The kelps and algaes aren’t the only natural foods with radio-detoxifying effects. In terms of fluids to drink, black and green tea have shown “radioprotective effects” whether consumed either before or after exposure to radiation. This anti-radiation effect was observed in several Japanese studies, and studies from China also suggest that the ingredients in tea are radioactive antagonists.
In short, after any sort of radioactive exposure you want to be eating seaweeds and algaes along with almost any type of commercial heavy metal chelating formula to bind radioactive particles and help escort them out of the body. Whether you’re worried about depleted uranium, plutonium or other isotopes, this is the wise thing to do which can possibly help, and certainly won’t hurt. Many nutritional supplements have been developed for the purpose of detoxifying heavy metals, most of which contain the algaes and plant fibers and other binding substances. Basically, an anti-radiation diet should focus on the following foods:
• Miso soup
• Spirulina, chlorella and the algaes (kelp, etc.)
• Brassica vegetables and high beta carotene vegetables
• Beans and lentils
• Potassium, calcium and mineral rich foods

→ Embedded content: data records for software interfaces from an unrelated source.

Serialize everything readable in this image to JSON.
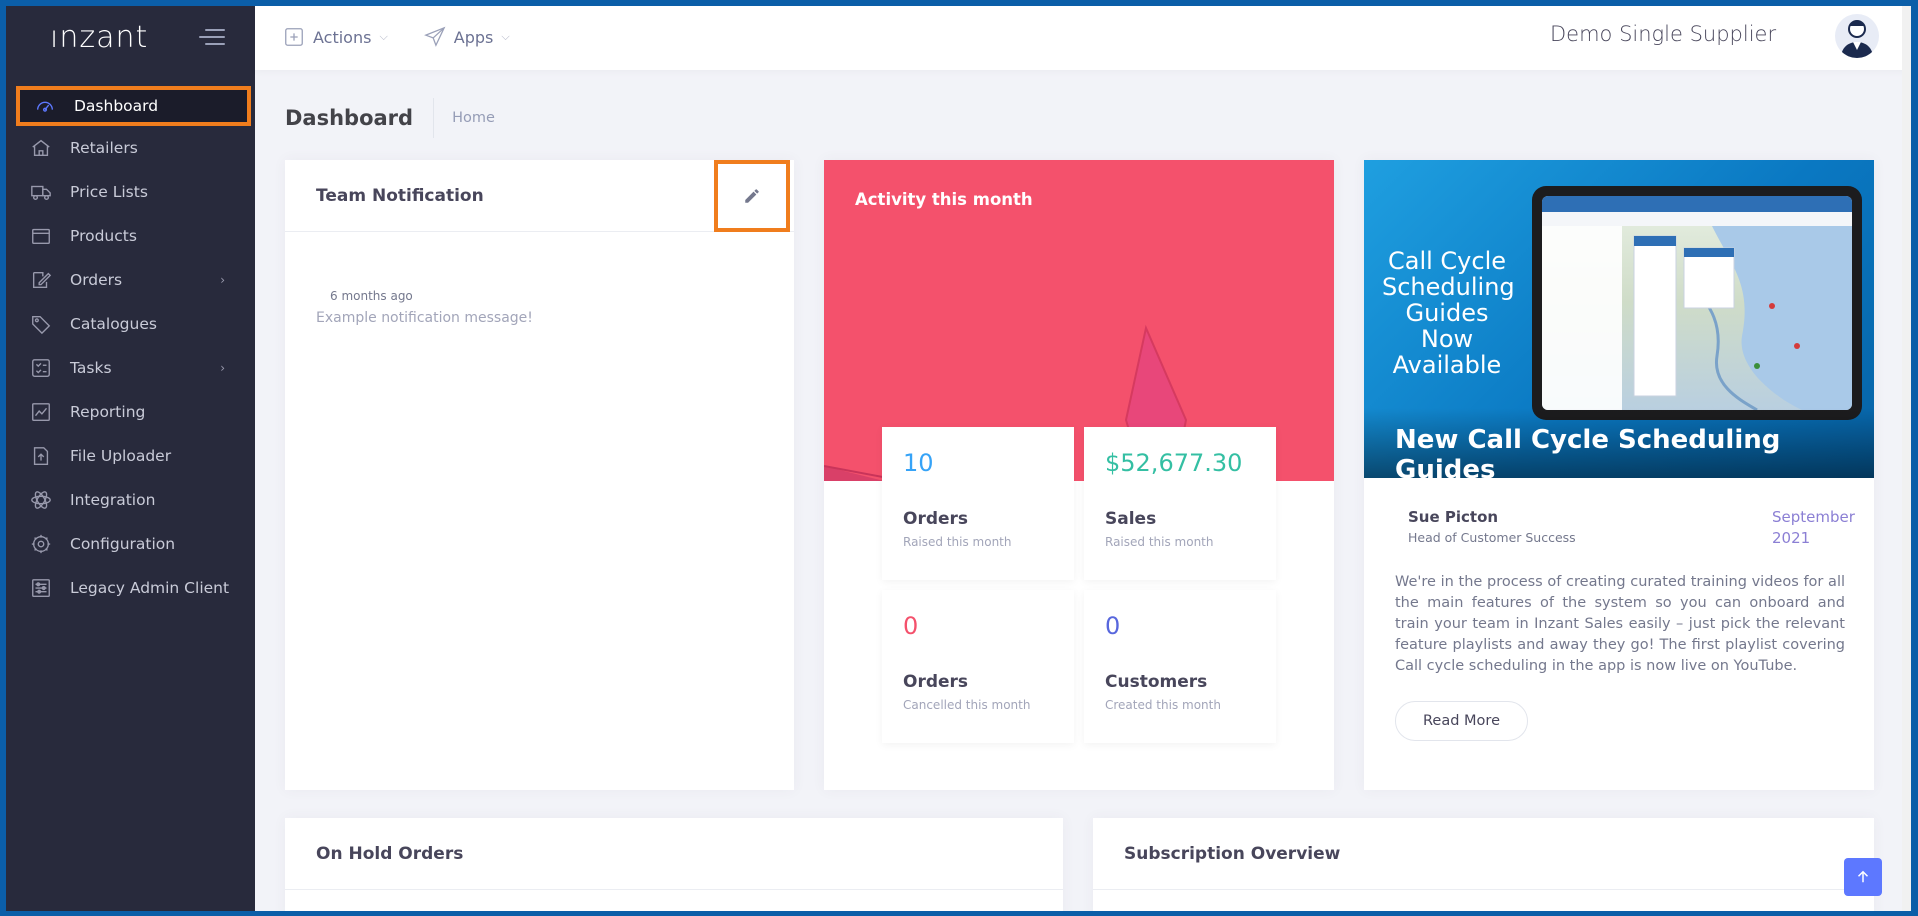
{
  "app": {
    "brand": "ınzant"
  },
  "sidebar": {
    "items": [
      {
        "label": "Dashboard",
        "icon": "dashboard-icon",
        "active": true
      },
      {
        "label": "Retailers",
        "icon": "home-icon"
      },
      {
        "label": "Price Lists",
        "icon": "truck-icon"
      },
      {
        "label": "Products",
        "icon": "box-icon"
      },
      {
        "label": "Orders",
        "icon": "edit-icon",
        "has_children": true
      },
      {
        "label": "Catalogues",
        "icon": "tag-icon"
      },
      {
        "label": "Tasks",
        "icon": "checklist-icon",
        "has_children": true
      },
      {
        "label": "Reporting",
        "icon": "chart-icon"
      },
      {
        "label": "File Uploader",
        "icon": "upload-icon"
      },
      {
        "label": "Integration",
        "icon": "atom-icon"
      },
      {
        "label": "Configuration",
        "icon": "gear-icon"
      },
      {
        "label": "Legacy Admin Client",
        "icon": "sliders-icon"
      }
    ]
  },
  "topbar": {
    "actions_label": "Actions",
    "apps_label": "Apps",
    "user_name": "Demo Single Supplier"
  },
  "subheader": {
    "title": "Dashboard",
    "breadcrumb": "Home"
  },
  "team_notification": {
    "title": "Team Notification",
    "time": "6 months ago",
    "message": "Example notification message!"
  },
  "activity": {
    "title": "Activity this month",
    "accent_color": "#f4516c",
    "stats": [
      {
        "value": "10",
        "label": "Orders",
        "sub": "Raised this month",
        "color": "#36a3f7"
      },
      {
        "value": "$52,677.30",
        "label": "Sales",
        "sub": "Raised this month",
        "color": "#34bfa3"
      },
      {
        "value": "0",
        "label": "Orders",
        "sub": "Cancelled this month",
        "color": "#f4516c"
      },
      {
        "value": "0",
        "label": "Customers",
        "sub": "Created this month",
        "color": "#5867dd"
      }
    ]
  },
  "news": {
    "hero_text": "Call Cycle Scheduling Guides Now Available",
    "title": "New Call Cycle Scheduling Guides",
    "author": "Sue Picton",
    "author_role": "Head of Customer Success",
    "date": "September 2021",
    "body": "We're in the process of creating curated training videos for all the main features of the system so you can onboard and train your team in Inzant Sales easily – just pick the relevant feature playlists and away they go! The first playlist covering Call cycle scheduling in the app is now live on YouTube.",
    "read_more": "Read More"
  },
  "on_hold_orders": {
    "title": "On Hold Orders"
  },
  "subscription_overview": {
    "title": "Subscription Overview"
  }
}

• High nucleotide content foods to assist in cellular repair including spirulina, chlorella, algae, yeast, sardines, liver, anchovies and mackerel
• cod liver oil and olive oil
• Avoid sugars and sweets and wheat
• A good multivitamin/multimineral supplement
Yet another benefit of the sea vegetables rarely discussed is their high mineral content, which is a bonus in the case of radioactive exposure. Consuming natural iodine, such as in the seaweeds, helps prevent the uptake of iodine-131 while iron inhibits the absorption of plutonium-238 and plutonium-239. Vitamin B-12 inhibits cobalt-60 uptake (used in nuclear medicine), zinc inhibits zinc-65 uptake and sulfur is preventative for sulfur-35 (a product of nuclear reactors) incorporation by the body.
Since nuclear workers are potentially exposed to radioactive sulfur, this means that workers in the atomic power industry need a higher content of sulfur in their diet. MSM supplements provide a source of dietary sulfur, but thiol supplements such as cysteine, lipoic acid and glutathione serve double-duty in this area because they help detoxify the body and attack all sorts of other health problems as well.
Curt Hendrix, M.S. C.C.N. C.N.S
Originally published at MigRelief.com